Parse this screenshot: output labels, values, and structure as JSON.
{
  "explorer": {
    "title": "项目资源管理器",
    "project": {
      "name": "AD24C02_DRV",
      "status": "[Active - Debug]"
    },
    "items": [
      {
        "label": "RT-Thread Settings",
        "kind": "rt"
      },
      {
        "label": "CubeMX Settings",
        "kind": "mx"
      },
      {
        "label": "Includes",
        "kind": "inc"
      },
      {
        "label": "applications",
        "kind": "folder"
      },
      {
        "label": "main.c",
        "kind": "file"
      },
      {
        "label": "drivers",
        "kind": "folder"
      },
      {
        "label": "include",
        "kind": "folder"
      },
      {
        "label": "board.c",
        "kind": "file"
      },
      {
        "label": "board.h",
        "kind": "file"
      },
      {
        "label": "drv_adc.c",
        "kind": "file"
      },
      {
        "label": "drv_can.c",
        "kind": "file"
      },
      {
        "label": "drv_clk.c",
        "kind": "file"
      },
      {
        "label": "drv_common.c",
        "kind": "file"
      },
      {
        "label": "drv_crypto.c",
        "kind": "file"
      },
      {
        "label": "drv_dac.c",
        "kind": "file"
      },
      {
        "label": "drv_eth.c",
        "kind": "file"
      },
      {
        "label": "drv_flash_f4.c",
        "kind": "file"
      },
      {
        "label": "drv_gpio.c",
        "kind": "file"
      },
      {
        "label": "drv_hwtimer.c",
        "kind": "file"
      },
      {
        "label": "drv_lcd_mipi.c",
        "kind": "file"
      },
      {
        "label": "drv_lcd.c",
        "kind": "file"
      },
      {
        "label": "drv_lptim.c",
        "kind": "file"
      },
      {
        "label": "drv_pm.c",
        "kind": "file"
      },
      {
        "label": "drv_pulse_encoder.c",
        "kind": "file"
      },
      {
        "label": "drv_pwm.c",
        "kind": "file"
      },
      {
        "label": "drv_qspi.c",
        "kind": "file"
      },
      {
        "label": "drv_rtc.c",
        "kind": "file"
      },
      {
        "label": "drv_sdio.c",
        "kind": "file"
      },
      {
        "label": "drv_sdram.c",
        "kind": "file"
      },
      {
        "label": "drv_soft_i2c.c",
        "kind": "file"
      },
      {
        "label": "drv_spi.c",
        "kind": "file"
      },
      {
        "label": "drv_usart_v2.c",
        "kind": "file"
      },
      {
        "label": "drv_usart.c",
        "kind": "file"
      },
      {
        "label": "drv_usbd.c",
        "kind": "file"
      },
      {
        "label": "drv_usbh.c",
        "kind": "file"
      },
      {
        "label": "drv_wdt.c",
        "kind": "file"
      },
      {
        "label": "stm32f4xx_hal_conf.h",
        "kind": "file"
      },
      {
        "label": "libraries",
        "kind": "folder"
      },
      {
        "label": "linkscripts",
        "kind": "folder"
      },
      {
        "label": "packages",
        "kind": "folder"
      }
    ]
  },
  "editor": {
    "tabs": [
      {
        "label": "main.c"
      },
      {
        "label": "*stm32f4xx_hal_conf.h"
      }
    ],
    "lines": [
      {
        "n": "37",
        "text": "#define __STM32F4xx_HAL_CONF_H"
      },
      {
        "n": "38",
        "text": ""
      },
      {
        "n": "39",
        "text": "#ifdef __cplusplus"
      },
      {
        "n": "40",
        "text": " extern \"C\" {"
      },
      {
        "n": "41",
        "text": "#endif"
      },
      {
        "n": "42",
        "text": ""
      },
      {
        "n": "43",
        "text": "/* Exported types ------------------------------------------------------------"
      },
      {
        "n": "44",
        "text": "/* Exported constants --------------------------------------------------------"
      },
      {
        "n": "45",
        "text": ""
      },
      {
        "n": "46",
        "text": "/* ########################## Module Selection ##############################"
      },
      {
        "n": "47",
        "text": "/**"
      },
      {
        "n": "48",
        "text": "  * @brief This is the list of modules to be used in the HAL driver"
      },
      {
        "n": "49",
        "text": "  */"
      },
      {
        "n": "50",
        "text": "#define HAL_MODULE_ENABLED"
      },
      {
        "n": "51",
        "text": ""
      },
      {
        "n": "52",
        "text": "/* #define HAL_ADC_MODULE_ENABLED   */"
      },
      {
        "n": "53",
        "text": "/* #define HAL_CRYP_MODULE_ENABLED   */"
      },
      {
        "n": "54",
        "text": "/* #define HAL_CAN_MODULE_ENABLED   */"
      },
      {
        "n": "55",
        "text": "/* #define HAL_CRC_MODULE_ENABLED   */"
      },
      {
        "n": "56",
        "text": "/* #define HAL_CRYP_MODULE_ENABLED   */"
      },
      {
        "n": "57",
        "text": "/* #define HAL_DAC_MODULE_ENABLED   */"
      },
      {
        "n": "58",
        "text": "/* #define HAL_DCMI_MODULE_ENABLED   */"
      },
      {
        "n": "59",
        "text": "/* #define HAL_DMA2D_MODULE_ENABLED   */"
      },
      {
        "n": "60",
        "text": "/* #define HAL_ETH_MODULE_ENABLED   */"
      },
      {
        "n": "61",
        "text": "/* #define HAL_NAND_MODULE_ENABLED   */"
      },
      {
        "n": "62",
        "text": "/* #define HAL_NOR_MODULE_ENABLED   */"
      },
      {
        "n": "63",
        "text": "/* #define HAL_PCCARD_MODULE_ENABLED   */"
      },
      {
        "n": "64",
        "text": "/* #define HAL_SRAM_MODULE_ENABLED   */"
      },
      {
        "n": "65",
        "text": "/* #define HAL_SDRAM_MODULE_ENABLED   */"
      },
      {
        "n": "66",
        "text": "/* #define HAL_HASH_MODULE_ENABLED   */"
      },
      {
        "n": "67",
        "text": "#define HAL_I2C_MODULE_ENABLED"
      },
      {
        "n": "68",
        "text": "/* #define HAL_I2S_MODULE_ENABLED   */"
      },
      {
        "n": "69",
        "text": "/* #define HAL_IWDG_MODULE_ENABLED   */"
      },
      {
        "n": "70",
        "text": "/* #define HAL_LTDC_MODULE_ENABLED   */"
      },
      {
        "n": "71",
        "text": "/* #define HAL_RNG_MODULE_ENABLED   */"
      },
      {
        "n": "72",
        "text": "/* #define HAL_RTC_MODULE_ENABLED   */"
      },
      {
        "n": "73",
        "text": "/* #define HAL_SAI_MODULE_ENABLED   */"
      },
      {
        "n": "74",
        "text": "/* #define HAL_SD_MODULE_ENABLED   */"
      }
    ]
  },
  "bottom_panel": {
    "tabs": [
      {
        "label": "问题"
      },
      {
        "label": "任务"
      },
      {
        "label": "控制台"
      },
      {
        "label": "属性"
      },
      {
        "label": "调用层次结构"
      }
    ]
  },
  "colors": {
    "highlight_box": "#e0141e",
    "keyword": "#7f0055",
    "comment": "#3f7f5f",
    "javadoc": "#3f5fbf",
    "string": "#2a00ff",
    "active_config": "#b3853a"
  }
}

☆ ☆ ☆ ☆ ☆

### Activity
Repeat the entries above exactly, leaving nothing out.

### Answer to this problem
Parse this screenshot: output labels, values, and structure as JSON.
{
  "explorer": {
    "title": "项目资源管理器",
    "project": {
      "name": "AD24C02_DRV",
      "status": "[Active - Debug]"
    },
    "items": [
      {
        "label": "RT-Thread Settings",
        "kind": "rt"
      },
      {
        "label": "CubeMX Settings",
        "kind": "mx"
      },
      {
        "label": "Includes",
        "kind": "inc"
      },
      {
        "label": "applications",
        "kind": "folder"
      },
      {
        "label": "main.c",
        "kind": "file"
      },
      {
        "label": "drivers",
        "kind": "folder"
      },
      {
        "label": "include",
        "kind": "folder"
      },
      {
        "label": "board.c",
        "kind": "file"
      },
      {
        "label": "board.h",
        "kind": "file"
      },
      {
        "label": "drv_adc.c",
        "kind": "file"
      },
      {
        "label": "drv_can.c",
        "kind": "file"
      },
      {
        "label": "drv_clk.c",
        "kind": "file"
      },
      {
        "label": "drv_common.c",
        "kind": "file"
      },
      {
        "label": "drv_crypto.c",
        "kind": "file"
      },
      {
        "label": "drv_dac.c",
        "kind": "file"
      },
      {
        "label": "drv_eth.c",
        "kind": "file"
      },
      {
        "label": "drv_flash_f4.c",
        "kind": "file"
      },
      {
        "label": "drv_gpio.c",
        "kind": "file"
      },
      {
        "label": "drv_hwtimer.c",
        "kind": "file"
      },
      {
        "label": "drv_lcd_mipi.c",
        "kind": "file"
      },
      {
        "label": "drv_lcd.c",
        "kind": "file"
      },
      {
        "label": "drv_lptim.c",
        "kind": "file"
      },
      {
        "label": "drv_pm.c",
        "kind": "file"
      },
      {
        "label": "drv_pulse_encoder.c",
        "kind": "file"
      },
      {
        "label": "drv_pwm.c",
        "kind": "file"
      },
      {
        "label": "drv_qspi.c",
        "kind": "file"
      },
      {
        "label": "drv_rtc.c",
        "kind": "file"
      },
      {
        "label": "drv_sdio.c",
        "kind": "file"
      },
      {
        "label": "drv_sdram.c",
        "kind": "file"
      },
      {
        "label": "drv_soft_i2c.c",
        "kind": "file"
      },
      {
        "label": "drv_spi.c",
        "kind": "file"
      },
      {
        "label": "drv_usart_v2.c",
        "kind": "file"
      },
      {
        "label": "drv_usart.c",
        "kind": "file"
      },
      {
        "label": "drv_usbd.c",
        "kind": "file"
      },
      {
        "label": "drv_usbh.c",
        "kind": "file"
      },
      {
        "label": "drv_wdt.c",
        "kind": "file"
      },
      {
        "label": "stm32f4xx_hal_conf.h",
        "kind": "file"
      },
      {
        "label": "libraries",
        "kind": "folder"
      },
      {
        "label": "linkscripts",
        "kind": "folder"
      },
      {
        "label": "packages",
        "kind": "folder"
      }
    ]
  },
  "editor": {
    "tabs": [
      {
        "label": "main.c"
      },
      {
        "label": "*stm32f4xx_hal_conf.h"
      }
    ],
    "lines": [
      {
        "n": "37",
        "text": "#define __STM32F4xx_HAL_CONF_H"
      },
      {
        "n": "38",
        "text": ""
      },
      {
        "n": "39",
        "text": "#ifdef __cplusplus"
      },
      {
        "n": "40",
        "text": " extern \"C\" {"
      },
      {
        "n": "41",
        "text": "#endif"
      },
      {
        "n": "42",
        "text": ""
      },
      {
        "n": "43",
        "text": "/* Exported types ------------------------------------------------------------"
      },
      {
        "n": "44",
        "text": "/* Exported constants --------------------------------------------------------"
      },
      {
        "n": "45",
        "text": ""
      },
      {
        "n": "46",
        "text": "/* ########################## Module Selection ##############################"
      },
      {
        "n": "47",
        "text": "/**"
      },
      {
        "n": "48",
        "text": "  * @brief This is the list of modules to be used in the HAL driver"
      },
      {
        "n": "49",
        "text": "  */"
      },
      {
        "n": "50",
        "text": "#define HAL_MODULE_ENABLED"
      },
      {
        "n": "51",
        "text": ""
      },
      {
        "n": "52",
        "text": "/* #define HAL_ADC_MODULE_ENABLED   */"
      },
      {
        "n": "53",
        "text": "/* #define HAL_CRYP_MODULE_ENABLED   */"
      },
      {
        "n": "54",
        "text": "/* #define HAL_CAN_MODULE_ENABLED   */"
      },
      {
        "n": "55",
        "text": "/* #define HAL_CRC_MODULE_ENABLED   */"
      },
      {
        "n": "56",
        "text": "/* #define HAL_CRYP_MODULE_ENABLED   */"
      },
      {
        "n": "57",
        "text": "/* #define HAL_DAC_MODULE_ENABLED   */"
      },
      {
        "n": "58",
        "text": "/* #define HAL_DCMI_MODULE_ENABLED   */"
      },
      {
        "n": "59",
        "text": "/* #define HAL_DMA2D_MODULE_ENABLED   */"
      },
      {
        "n": "60",
        "text": "/* #define HAL_ETH_MODULE_ENABLED   */"
      },
      {
        "n": "61",
        "text": "/* #define HAL_NAND_MODULE_ENABLED   */"
      },
      {
        "n": "62",
        "text": "/* #define HAL_NOR_MODULE_ENABLED   */"
      },
      {
        "n": "63",
        "text": "/* #define HAL_PCCARD_MODULE_ENABLED   */"
      },
      {
        "n": "64",
        "text": "/* #define HAL_SRAM_MODULE_ENABLED   */"
      },
      {
        "n": "65",
        "text": "/* #define HAL_SDRAM_MODULE_ENABLED   */"
      },
      {
        "n": "66",
        "text": "/* #define HAL_HASH_MODULE_ENABLED   */"
      },
      {
        "n": "67",
        "text": "#define HAL_I2C_MODULE_ENABLED"
      },
      {
        "n": "68",
        "text": "/* #define HAL_I2S_MODULE_ENABLED   */"
      },
      {
        "n": "69",
        "text": "/* #define HAL_IWDG_MODULE_ENABLED   */"
      },
      {
        "n": "70",
        "text": "/* #define HAL_LTDC_MODULE_ENABLED   */"
      },
      {
        "n": "71",
        "text": "/* #define HAL_RNG_MODULE_ENABLED   */"
      },
      {
        "n": "72",
        "text": "/* #define HAL_RTC_MODULE_ENABLED   */"
      },
      {
        "n": "73",
        "text": "/* #define HAL_SAI_MODULE_ENABLED   */"
      },
      {
        "n": "74",
        "text": "/* #define HAL_SD_MODULE_ENABLED   */"
      }
    ]
  },
  "bottom_panel": {
    "tabs": [
      {
        "label": "问题"
      },
      {
        "label": "任务"
      },
      {
        "label": "控制台"
      },
      {
        "label": "属性"
      },
      {
        "label": "调用层次结构"
      }
    ]
  },
  "colors": {
    "highlight_box": "#e0141e",
    "keyword": "#7f0055",
    "comment": "#3f7f5f",
    "javadoc": "#3f5fbf",
    "string": "#2a00ff",
    "active_config": "#b3853a"
  }
}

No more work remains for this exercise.